Zsuzsi Gartner

Sarah Hall
Canadian author Zsuzsi Gartner and multi-award winner Sarah Hall from Cumbria were a fine pairing. Zsuzsi's story was a madcap complaint letter to the narrator's son's teacher and it was funny and helter-skelter. (Read this on Zsuzsi's site, btw, about when interviewers are terrible - funny and disheartening and then heartening again. I had a lazy interviewer lately; I was soooooo mad.)

By contrast to Zsuzsi, Sarah read her Finland-set story from her wonderful collection The Beautiful Indifference, a tense, atmospheric piece set on and in a lake. Spooky. Great Q&A afterwards in which Sarah articulated much of what I believe. We could be BFs, I'm sure of it :)

Sandra Jensen reading at the Flash event for Culture Night
I ended up not reading at the flash event for Culture Night. I was speechless with tiredness by 11pm so I listened to a few readers, including the wonderful Sandra Jensen, then slipped off back to my hotel to rest.
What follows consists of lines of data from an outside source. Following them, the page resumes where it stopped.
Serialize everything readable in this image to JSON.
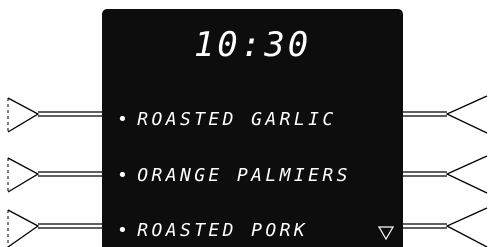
{
  "display": {
    "time": "10:30",
    "menu_items": [
      {
        "label": "ROASTED GARLIC"
      },
      {
        "label": "ORANGE PALMIERS"
      },
      {
        "label": "ROASTED PORK"
      }
    ],
    "bullet": "•",
    "scroll_indicator_icon": "triangle-down-outline-icon"
  },
  "colors": {
    "screen": "#0d0d0d",
    "text": "#ffffff",
    "button_stroke": "#000000"
  }
}
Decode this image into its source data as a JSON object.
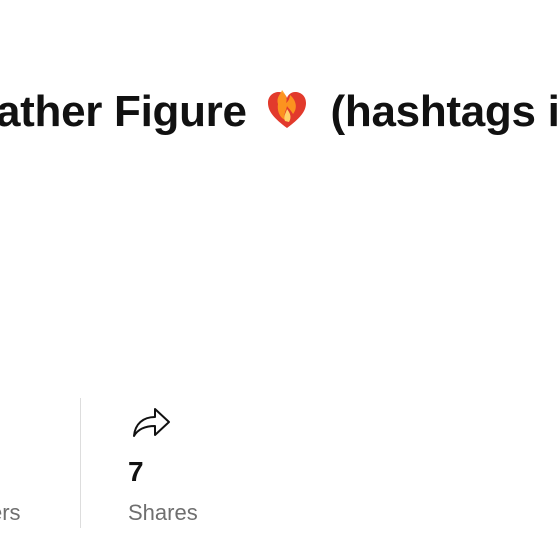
{
  "post": {
    "title_before": "ather Figure",
    "title_after": "(hashtags i"
  },
  "stats": {
    "left_label_fragment": "ers",
    "shares_count": "7",
    "shares_label": "Shares"
  },
  "icons": {
    "heart": "heart-on-fire-icon",
    "share": "share-arrow-icon"
  },
  "colors": {
    "text": "#111111",
    "muted": "#6f6f6f",
    "divider": "#dddddd",
    "heart": "#e23a2c",
    "flame": "#ff9d1e"
  }
}
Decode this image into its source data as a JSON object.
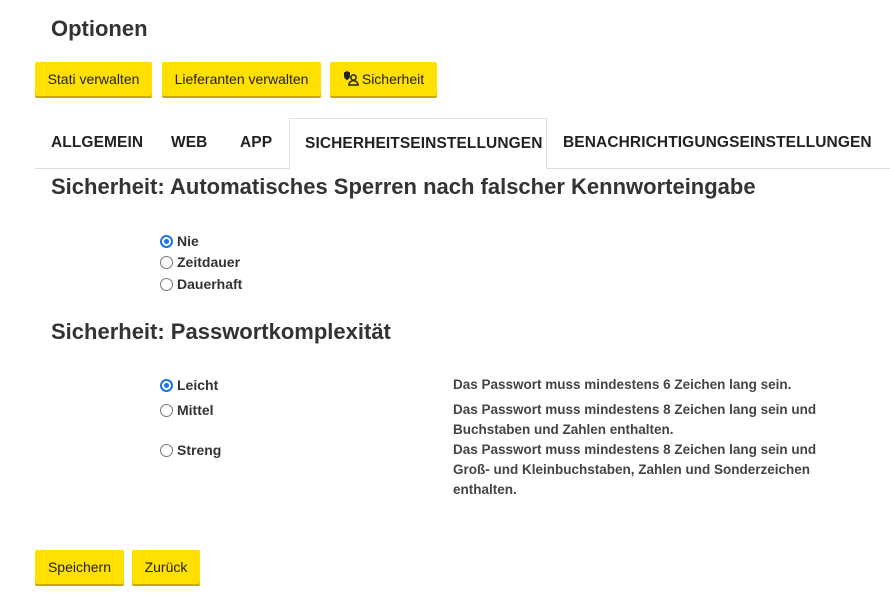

Éilís Ní Dhuibhne
Éilís Ní Dhuibhne read three extracts from stories from her new collection The Shelter of Neighbours, which worked really well, giving the audience a flavour of different narrators and styles. Éilís gave the advanced fiction class at the festival which, by all accounts, was much enjoyed.

John Banville
Another Irish great, John Banville, read an extract from his new novel Ancient Light - a very moving passage on parental grief. We had all been curious to see if he would in fact read a short story. I was happy to hear him read anything at all as I hadn't heard him live before.

Lydia Davis dwarfed by the festival book
As I had to leave Sunday (thereby missing O'Connor Laureate Nathan Englander) Lydia Davis was the last writer I heard at the festival. I had heard her already this year at Cúirt and again she had the audience laughing and divided. Some people just don't 'get' her work. It's the long vs short thing again, I think.

Once again, a fabulous festival where I bought an armful of books and met a whole lot of new people, listened to new-to-me writers and old favourites. In a sense, the week is overwhelming when you normally spend so much time squirrelled away. But you need to be overwhelmed now and again and no place better for it, for me, than Cork. Thanks again to all at Munster Lit for another great year.

5 comments:

Danielle said...

It was all so brilliant, wasn't it? Great to meet you at the festival. I've just been reading Five Dials - loved 'Room 313.'

Doire Press said...

I had such a fantastic time at the festival. It was truly inspiring to be around people who love the short story as much as I do. LONG LIVE THE SHORT STORY! You gave a great reading and a great panel discussion on the short, short story (notice how I didn't mention the dreaded 'f.f.' phrase).

Rachel Fenton said...

Thanks for posting this. The Zsuzsi interview is most interesting too. "Tethered to my blackberry" is an image I'll find dificult to shift. One day I hope to get to Cork myself :)

Tania Hershman said...

Wonderful blog post, N, thanks so much for doing this - I've directed my blog readers over here! You certainly deserve your Blog Awards shortlisting. And Rachel -Zsuzsi is a most interesting person, such fun meeting her. You must come!!

klodetta-r said...

Thanks for fantastic workshop, Nuala. We all REALLY enjoy it - as a group as much as individual wannabes :) Best of luck, Masha